▸ **Work required**
Report the count of lines below that include "label", without any other text.

(Stored entries)
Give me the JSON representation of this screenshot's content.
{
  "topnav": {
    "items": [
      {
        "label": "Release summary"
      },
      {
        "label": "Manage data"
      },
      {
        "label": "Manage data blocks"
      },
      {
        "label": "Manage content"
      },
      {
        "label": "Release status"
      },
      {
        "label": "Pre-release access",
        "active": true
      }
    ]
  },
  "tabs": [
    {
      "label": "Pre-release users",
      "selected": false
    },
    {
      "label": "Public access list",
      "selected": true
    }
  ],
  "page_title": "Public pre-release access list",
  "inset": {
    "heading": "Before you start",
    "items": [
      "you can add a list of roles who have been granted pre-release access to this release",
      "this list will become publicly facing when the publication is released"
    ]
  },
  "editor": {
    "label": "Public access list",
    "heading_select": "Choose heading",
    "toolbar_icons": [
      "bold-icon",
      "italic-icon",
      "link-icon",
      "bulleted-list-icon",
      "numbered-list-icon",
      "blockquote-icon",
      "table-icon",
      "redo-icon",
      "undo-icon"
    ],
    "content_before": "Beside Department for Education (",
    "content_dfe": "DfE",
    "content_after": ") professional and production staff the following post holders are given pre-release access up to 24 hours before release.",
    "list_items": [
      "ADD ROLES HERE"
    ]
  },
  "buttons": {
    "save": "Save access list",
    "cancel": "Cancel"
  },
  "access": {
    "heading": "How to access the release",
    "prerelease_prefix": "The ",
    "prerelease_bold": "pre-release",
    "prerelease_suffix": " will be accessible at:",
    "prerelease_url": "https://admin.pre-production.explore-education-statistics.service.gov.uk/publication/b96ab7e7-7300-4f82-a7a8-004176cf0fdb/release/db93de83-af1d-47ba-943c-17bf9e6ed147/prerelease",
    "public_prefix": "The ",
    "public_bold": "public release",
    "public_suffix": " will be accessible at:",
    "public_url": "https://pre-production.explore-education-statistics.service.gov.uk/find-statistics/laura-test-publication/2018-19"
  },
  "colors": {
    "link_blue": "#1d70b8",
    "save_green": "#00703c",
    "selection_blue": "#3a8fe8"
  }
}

▸ **Task solution**
9